Cyril tried to exploit the torture and death of the monk, making out that it was effectively a martyrdom by Orestes. This time, however, his appeals to the Imperial authorities were rejected. Angered, Cyril’s followers (with or without his knowledge) took revenge by seizing Hypatia, as a political follower of Orestes, in the street and torturing her to death in vengeance.
The incident was generally regarded with horror and disgust by Christians, with Socrates Scholasticus making his feelings about it quite clear:

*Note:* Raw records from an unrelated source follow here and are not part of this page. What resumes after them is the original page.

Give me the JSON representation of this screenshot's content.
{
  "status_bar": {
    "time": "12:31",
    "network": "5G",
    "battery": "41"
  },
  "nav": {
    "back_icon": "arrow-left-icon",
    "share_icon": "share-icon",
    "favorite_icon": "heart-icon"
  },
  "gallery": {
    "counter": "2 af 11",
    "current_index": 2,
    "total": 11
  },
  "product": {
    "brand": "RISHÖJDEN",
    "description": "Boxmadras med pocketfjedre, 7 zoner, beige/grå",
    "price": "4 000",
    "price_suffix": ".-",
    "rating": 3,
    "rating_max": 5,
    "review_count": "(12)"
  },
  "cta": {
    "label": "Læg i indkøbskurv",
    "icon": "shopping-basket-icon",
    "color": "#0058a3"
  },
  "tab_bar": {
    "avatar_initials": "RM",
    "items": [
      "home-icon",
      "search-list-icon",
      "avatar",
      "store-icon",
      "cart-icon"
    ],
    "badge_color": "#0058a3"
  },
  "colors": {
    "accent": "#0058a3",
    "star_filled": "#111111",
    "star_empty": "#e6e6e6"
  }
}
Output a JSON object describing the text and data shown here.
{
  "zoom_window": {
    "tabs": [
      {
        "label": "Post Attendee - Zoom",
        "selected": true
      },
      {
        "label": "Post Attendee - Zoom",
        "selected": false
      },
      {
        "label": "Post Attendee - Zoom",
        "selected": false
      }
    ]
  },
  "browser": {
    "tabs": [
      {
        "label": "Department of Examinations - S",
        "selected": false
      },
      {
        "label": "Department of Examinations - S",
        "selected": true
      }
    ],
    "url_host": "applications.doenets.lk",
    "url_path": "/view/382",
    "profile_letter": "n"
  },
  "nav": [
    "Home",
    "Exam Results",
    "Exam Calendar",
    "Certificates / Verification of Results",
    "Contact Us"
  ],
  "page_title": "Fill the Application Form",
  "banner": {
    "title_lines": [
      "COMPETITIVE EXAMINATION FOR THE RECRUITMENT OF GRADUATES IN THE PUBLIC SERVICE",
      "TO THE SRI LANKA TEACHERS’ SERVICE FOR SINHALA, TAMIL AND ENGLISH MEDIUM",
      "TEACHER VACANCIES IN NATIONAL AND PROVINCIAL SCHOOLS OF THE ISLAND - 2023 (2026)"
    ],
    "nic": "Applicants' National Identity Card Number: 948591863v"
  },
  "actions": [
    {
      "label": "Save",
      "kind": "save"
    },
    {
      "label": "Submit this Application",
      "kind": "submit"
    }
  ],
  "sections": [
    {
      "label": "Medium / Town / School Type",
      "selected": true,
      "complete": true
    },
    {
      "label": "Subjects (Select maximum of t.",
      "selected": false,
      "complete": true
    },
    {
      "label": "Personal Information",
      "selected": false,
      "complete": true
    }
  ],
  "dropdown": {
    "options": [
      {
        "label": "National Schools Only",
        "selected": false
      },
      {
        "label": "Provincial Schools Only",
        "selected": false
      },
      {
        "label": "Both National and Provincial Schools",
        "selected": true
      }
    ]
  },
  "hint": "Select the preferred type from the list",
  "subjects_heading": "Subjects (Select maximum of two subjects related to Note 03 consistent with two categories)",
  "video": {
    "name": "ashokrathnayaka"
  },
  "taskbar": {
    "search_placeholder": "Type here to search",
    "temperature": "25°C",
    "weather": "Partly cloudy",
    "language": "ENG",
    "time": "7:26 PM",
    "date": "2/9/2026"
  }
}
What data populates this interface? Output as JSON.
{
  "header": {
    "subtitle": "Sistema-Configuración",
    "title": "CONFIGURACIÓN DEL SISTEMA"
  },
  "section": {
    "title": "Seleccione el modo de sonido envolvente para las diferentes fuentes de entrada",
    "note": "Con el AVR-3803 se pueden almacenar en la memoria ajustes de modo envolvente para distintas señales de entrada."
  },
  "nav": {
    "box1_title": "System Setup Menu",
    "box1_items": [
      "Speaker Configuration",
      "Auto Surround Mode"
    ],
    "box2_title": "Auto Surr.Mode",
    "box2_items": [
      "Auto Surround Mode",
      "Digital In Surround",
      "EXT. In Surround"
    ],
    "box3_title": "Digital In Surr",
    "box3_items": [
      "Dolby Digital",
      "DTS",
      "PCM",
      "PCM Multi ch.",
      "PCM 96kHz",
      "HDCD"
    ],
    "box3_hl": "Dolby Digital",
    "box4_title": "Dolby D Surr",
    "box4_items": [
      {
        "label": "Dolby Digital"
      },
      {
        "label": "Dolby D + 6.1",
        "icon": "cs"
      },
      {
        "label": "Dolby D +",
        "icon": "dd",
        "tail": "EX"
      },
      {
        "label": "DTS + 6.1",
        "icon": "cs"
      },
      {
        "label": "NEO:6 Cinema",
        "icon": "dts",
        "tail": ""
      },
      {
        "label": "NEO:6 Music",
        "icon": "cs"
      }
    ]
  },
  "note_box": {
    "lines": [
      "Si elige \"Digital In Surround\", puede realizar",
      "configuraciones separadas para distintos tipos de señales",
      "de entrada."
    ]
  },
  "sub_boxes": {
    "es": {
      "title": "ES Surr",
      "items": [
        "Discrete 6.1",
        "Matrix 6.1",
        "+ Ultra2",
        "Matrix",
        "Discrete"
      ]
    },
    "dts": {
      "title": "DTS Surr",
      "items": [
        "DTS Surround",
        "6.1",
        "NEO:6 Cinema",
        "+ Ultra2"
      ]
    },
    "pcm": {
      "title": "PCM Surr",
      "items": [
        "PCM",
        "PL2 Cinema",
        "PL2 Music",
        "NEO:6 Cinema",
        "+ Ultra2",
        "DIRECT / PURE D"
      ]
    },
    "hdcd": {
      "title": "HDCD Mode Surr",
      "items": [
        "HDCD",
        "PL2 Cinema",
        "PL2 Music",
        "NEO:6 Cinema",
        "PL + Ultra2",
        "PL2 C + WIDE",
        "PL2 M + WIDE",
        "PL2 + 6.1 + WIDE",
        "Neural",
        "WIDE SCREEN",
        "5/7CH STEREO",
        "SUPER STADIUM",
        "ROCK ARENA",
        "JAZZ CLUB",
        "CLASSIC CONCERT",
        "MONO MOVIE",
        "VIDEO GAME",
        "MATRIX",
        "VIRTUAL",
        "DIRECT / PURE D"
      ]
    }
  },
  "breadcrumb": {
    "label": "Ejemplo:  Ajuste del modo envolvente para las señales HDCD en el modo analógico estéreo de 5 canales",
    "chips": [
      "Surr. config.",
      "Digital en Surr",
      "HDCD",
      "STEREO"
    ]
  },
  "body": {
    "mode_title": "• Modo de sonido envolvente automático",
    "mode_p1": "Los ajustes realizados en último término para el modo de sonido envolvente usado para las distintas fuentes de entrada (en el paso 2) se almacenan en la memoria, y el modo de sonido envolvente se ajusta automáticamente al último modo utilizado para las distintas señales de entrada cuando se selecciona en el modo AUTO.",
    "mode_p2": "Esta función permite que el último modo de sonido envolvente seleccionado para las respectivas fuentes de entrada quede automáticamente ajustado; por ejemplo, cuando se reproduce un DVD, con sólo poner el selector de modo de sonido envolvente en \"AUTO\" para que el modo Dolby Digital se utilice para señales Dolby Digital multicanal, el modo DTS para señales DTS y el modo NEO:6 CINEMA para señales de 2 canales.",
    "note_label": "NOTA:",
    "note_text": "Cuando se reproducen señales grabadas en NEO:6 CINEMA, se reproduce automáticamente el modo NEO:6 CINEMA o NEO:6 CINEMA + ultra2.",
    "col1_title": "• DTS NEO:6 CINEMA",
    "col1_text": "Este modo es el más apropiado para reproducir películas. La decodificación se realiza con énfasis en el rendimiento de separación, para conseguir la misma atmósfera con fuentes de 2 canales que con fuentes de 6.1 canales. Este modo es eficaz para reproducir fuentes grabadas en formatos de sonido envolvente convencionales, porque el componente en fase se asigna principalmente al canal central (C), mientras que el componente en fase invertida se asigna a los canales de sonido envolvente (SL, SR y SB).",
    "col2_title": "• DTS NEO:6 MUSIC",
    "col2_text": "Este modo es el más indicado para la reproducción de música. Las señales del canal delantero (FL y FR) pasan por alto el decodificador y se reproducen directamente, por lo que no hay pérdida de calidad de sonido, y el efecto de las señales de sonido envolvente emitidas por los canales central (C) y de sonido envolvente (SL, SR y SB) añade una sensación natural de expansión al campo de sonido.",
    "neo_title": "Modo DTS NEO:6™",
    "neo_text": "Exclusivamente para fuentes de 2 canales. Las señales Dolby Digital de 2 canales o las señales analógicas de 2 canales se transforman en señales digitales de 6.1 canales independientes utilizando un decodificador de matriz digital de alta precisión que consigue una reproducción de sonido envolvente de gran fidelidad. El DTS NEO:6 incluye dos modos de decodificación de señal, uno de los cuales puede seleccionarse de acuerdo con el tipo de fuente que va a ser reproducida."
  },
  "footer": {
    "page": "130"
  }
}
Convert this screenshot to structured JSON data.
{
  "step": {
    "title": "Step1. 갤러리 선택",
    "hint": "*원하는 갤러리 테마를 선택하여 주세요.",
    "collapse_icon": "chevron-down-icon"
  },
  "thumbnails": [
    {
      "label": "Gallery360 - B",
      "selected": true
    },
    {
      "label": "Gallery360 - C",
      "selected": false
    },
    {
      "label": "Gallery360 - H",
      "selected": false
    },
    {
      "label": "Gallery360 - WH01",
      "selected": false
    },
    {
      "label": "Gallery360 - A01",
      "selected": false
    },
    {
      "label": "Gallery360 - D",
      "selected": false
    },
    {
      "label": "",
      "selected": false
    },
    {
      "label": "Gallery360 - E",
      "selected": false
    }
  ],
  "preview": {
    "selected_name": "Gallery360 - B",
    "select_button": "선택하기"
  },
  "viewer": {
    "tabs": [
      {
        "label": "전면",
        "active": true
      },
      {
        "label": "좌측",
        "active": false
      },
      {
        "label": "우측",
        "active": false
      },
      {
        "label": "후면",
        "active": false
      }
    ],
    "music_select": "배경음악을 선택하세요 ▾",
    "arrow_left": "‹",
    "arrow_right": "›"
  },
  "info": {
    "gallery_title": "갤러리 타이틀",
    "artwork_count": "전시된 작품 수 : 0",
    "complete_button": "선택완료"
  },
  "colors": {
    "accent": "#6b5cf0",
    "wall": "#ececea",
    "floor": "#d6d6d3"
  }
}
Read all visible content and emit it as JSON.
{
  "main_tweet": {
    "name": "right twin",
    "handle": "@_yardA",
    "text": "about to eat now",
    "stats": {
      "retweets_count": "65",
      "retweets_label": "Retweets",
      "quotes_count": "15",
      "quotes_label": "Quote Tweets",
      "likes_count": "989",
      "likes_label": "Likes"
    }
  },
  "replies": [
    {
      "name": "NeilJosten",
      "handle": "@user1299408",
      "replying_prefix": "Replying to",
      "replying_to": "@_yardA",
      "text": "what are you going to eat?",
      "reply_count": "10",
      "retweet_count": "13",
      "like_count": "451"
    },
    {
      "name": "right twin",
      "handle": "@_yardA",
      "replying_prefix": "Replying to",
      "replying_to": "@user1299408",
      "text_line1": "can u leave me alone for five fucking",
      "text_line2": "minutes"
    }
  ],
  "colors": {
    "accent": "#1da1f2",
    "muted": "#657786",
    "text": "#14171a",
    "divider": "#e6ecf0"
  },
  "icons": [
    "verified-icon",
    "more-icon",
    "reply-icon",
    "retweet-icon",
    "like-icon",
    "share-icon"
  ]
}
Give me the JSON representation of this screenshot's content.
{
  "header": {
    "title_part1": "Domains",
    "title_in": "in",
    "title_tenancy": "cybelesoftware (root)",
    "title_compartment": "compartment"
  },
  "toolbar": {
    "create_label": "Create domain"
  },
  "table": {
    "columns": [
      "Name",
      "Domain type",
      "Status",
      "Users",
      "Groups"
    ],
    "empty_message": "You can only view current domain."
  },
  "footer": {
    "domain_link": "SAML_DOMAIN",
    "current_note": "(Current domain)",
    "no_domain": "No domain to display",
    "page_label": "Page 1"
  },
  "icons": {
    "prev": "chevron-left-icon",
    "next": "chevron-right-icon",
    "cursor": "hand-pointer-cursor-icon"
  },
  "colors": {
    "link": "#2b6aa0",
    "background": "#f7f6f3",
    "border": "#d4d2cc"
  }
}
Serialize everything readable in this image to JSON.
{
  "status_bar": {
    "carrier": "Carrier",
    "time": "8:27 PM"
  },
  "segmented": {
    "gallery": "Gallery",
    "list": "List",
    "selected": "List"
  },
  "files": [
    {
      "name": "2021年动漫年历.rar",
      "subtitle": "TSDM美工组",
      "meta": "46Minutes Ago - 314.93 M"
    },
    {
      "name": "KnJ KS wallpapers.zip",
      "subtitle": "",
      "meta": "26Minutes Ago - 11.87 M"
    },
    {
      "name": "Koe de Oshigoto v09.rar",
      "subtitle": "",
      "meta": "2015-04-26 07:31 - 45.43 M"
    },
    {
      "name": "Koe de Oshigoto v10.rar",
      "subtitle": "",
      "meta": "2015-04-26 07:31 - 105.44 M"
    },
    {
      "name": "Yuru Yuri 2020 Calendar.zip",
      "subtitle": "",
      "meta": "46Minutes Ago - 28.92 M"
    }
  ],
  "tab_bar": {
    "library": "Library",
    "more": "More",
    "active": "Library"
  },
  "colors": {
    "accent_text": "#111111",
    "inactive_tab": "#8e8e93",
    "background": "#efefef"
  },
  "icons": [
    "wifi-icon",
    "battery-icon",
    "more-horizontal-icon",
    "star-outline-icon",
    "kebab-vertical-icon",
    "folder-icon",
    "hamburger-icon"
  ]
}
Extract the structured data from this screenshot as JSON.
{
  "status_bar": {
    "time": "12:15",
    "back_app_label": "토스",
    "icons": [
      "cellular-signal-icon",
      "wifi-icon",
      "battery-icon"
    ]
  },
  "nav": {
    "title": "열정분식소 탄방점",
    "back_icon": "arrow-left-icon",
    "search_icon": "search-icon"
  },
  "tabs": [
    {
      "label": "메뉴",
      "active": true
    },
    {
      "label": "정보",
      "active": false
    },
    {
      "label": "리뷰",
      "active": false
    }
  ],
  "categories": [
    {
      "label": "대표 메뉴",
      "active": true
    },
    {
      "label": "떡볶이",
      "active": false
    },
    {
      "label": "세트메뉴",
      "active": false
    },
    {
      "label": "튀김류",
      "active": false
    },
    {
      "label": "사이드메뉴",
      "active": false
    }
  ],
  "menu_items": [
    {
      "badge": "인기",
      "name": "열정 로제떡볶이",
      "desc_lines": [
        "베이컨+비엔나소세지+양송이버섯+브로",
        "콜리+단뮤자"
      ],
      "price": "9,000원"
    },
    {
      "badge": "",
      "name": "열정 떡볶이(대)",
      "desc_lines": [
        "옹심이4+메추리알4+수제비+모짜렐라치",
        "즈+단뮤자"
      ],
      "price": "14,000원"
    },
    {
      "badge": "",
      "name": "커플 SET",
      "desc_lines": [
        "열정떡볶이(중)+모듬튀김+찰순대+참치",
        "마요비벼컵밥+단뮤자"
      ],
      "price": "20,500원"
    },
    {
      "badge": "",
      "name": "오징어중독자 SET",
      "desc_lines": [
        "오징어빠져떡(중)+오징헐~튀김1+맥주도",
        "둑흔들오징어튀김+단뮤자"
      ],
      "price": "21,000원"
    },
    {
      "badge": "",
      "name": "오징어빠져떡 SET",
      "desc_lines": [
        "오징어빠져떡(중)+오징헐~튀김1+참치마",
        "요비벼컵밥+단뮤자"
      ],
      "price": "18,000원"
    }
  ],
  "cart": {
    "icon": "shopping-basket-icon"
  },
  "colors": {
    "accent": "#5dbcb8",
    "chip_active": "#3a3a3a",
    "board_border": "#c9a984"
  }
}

[Hypatia] fell a victim to the political jealousy which at that time prevailed. For as she had frequent interviews with Orestes, it was calumniously reported among the Christian populace, that it was she who prevented Orestes from being reconciled to the bishop. Some of them therefore, hurried away by a fierce and bigoted zeal, whose ringleader was a reader named Peter, waylaid her returning home, and dragging her from her carriage, they took her to the church called Caesareum, where they completely stripped her, and then murdered her with tiles [oyster shells]. After tearing her body in pieces, they took her mangled limbs to a place called Cinaron, and there burnt them. This affair brought not the least opprobrium, not only upon Cyril, but also upon the whole Alexandrian church. And surely nothing can be farther from the spirit of Christianity than the allowance of massacres, fights, and transactions of that sort.
(Socrates Scholasticus, Ecclesiastical History, VII.15)
What is notable in all this is that nowhere in any of this is her science or learning mentioned, expect as the basis for the respect which she was accorded by pagans and Christians alike. Socrates Scholasticus finishes describing her achievements and the esteem with which she was held and then goes on to say “Yet even she fell a victim to the political jealousy which at that time prevailed”. In other words, despite her learning and position, she fell victim to politics. There is no evidence at all that her murder had anything to do with her learning. The idea that she was some kind of martyr to science is totally absurd.
History vs the Myths. And Movies.
Unfortunately for those who cling to the discredited “conflict thesis” of science and religion perpetually at odds, the history of science actually has very few genuine martyrs at the hands of religious bigots. The fact that a mystic and kook like Giordano Bruno gets dressed up as a free-thinking scientist shows how thin on the ground such martyrs are, though usually those who like to invoke these martyrs can fall back on citing “scientists burned by the Medieval Inquistion”, despite the fact this never actually happened. Most people know nothing about the Middle Ages, so this kind of vague hand-waving is usually pretty safe.
Unlike Giordano Bruno, Hypatia was a genuine scientist and, as a woman, was certainly remarkable for her time (though the fact that another female and pagan scientist, Aedisia, practised science in Alexandria unmolested and with high renown a generation later shows she was far from unique). But Hypatia was no martyr for science and science had absolutely zero to do with her murder.
See also: Hypatia and “Agora” Redux